(Record set Opens)
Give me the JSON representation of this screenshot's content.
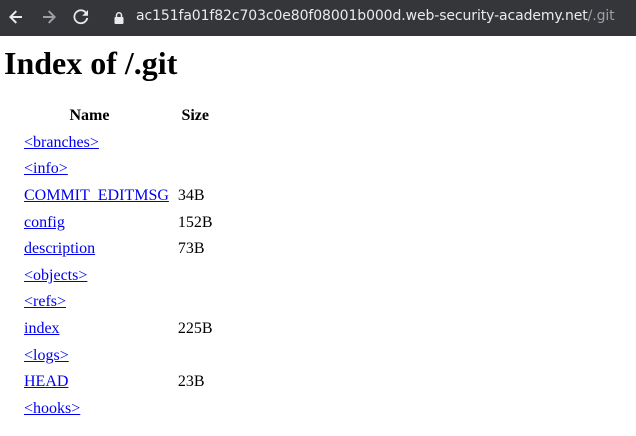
{
  "browser": {
    "url_host": "ac151fa01f82c703c0e80f08001b000d.web-security-academy.net",
    "url_path": "/.git"
  },
  "page": {
    "title": "Index of /.git",
    "columns": {
      "name": "Name",
      "size": "Size"
    },
    "entries": [
      {
        "name": "<branches>",
        "size": ""
      },
      {
        "name": "<info>",
        "size": ""
      },
      {
        "name": "COMMIT_EDITMSG",
        "size": "34B"
      },
      {
        "name": "config",
        "size": "152B"
      },
      {
        "name": "description",
        "size": "73B"
      },
      {
        "name": "<objects>",
        "size": ""
      },
      {
        "name": "<refs>",
        "size": ""
      },
      {
        "name": "index",
        "size": "225B"
      },
      {
        "name": "<logs>",
        "size": ""
      },
      {
        "name": "HEAD",
        "size": "23B"
      },
      {
        "name": "<hooks>",
        "size": ""
      }
    ]
  },
  "colors": {
    "toolbar_bg": "#35363a",
    "link": "#0000ee"
  },
  "icons": [
    "back-arrow-icon",
    "forward-arrow-icon",
    "reload-icon",
    "lock-icon"
  ]
}
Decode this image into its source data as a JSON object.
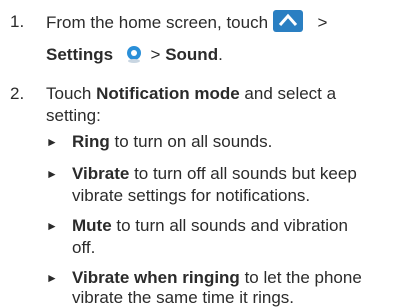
{
  "step1": {
    "number": "1.",
    "text_a": "From the home screen, touch",
    "sep1": ">",
    "settings": "Settings",
    "sep2": ">",
    "sound": "Sound",
    "end": "."
  },
  "step2": {
    "number": "2.",
    "touch": "Touch",
    "mode": "Notification mode",
    "rest_a": "and select a",
    "rest_b": "setting:"
  },
  "options": [
    {
      "term": "Ring",
      "desc_1": "to turn on all sounds.",
      "desc_2": ""
    },
    {
      "term": "Vibrate",
      "desc_1": "to turn off all sounds but keep",
      "desc_2": "vibrate settings for notifications."
    },
    {
      "term": "Mute",
      "desc_1": "to turn all sounds and vibration",
      "desc_2": "off."
    },
    {
      "term": "Vibrate when ringing",
      "desc_1": "to let the phone",
      "desc_2": "vibrate the same time it rings."
    }
  ],
  "icons": {
    "home": "apps-up-arrow-icon",
    "settings": "settings-gear-icon",
    "bullet": "triangle-bullet-icon"
  },
  "colors": {
    "text": "#2b2b2b",
    "accent": "#2a7fc2",
    "gear": "#2a8fd8"
  }
}
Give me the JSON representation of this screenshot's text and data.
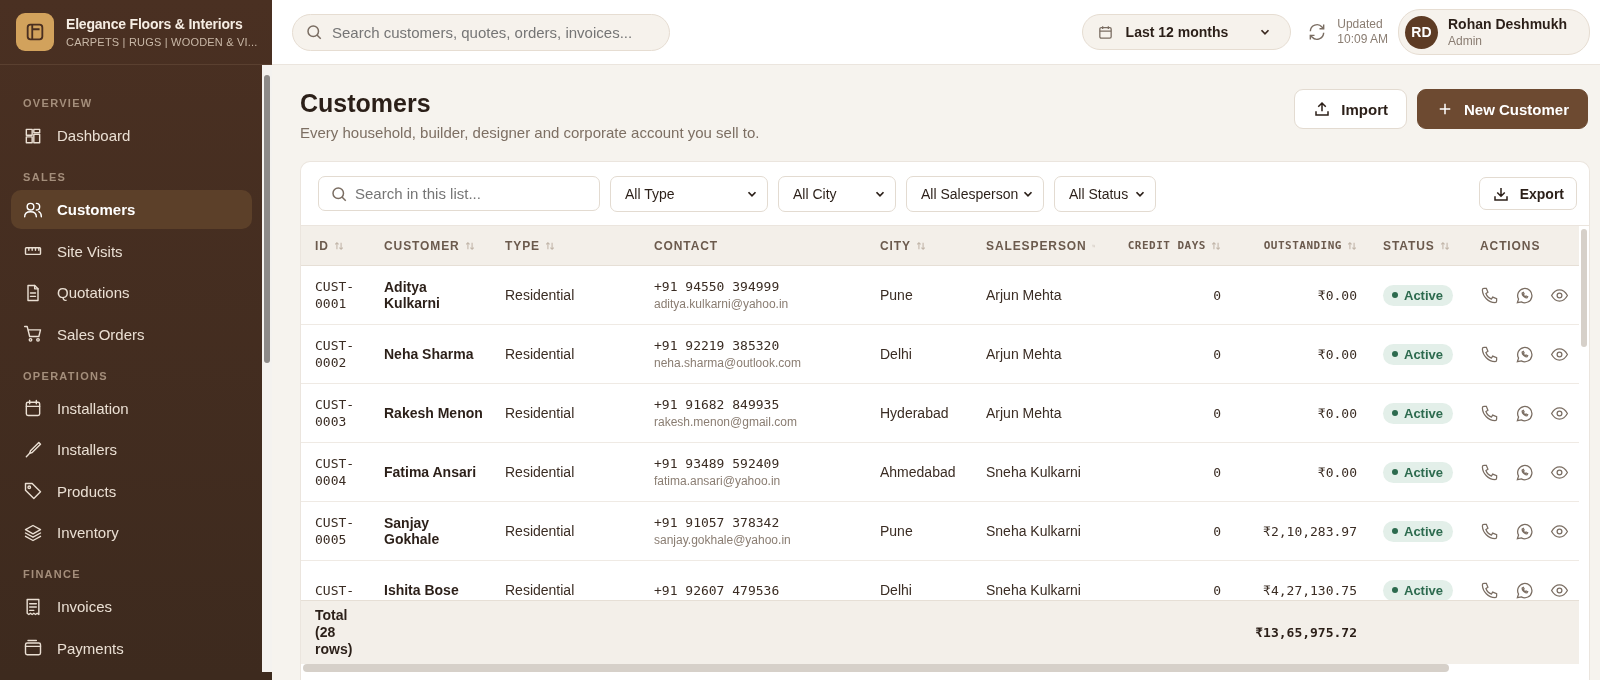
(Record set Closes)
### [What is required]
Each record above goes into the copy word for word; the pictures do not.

### [Finished exercise]
Give me the JSON representation of this screenshot's content.
{
  "browser": {
    "url_host": "ac151fa01f82c703c0e80f08001b000d.web-security-academy.net",
    "url_path": "/.git"
  },
  "page": {
    "title": "Index of /.git",
    "columns": {
      "name": "Name",
      "size": "Size"
    },
    "entries": [
      {
        "name": "<branches>",
        "size": ""
      },
      {
        "name": "<info>",
        "size": ""
      },
      {
        "name": "COMMIT_EDITMSG",
        "size": "34B"
      },
      {
        "name": "config",
        "size": "152B"
      },
      {
        "name": "description",
        "size": "73B"
      },
      {
        "name": "<objects>",
        "size": ""
      },
      {
        "name": "<refs>",
        "size": ""
      },
      {
        "name": "index",
        "size": "225B"
      },
      {
        "name": "<logs>",
        "size": ""
      },
      {
        "name": "HEAD",
        "size": "23B"
      },
      {
        "name": "<hooks>",
        "size": ""
      }
    ]
  },
  "colors": {
    "toolbar_bg": "#35363a",
    "link": "#0000ee"
  },
  "icons": [
    "back-arrow-icon",
    "forward-arrow-icon",
    "reload-icon",
    "lock-icon"
  ]
}
Decode this image into its source data as a JSON object.
{
  "step1": {
    "number": "1.",
    "text_a": "From the home screen, touch",
    "sep1": ">",
    "settings": "Settings",
    "sep2": ">",
    "sound": "Sound",
    "end": "."
  },
  "step2": {
    "number": "2.",
    "touch": "Touch",
    "mode": "Notification mode",
    "rest_a": "and select a",
    "rest_b": "setting:"
  },
  "options": [
    {
      "term": "Ring",
      "desc_1": "to turn on all sounds.",
      "desc_2": ""
    },
    {
      "term": "Vibrate",
      "desc_1": "to turn off all sounds but keep",
      "desc_2": "vibrate settings for notifications."
    },
    {
      "term": "Mute",
      "desc_1": "to turn all sounds and vibration",
      "desc_2": "off."
    },
    {
      "term": "Vibrate when ringing",
      "desc_1": "to let the phone",
      "desc_2": "vibrate the same time it rings."
    }
  ],
  "icons": {
    "home": "apps-up-arrow-icon",
    "settings": "settings-gear-icon",
    "bullet": "triangle-bullet-icon"
  },
  "colors": {
    "text": "#2b2b2b",
    "accent": "#2a7fc2",
    "gear": "#2a8fd8"
  }
}
Give me the JSON representation of this screenshot's text and data.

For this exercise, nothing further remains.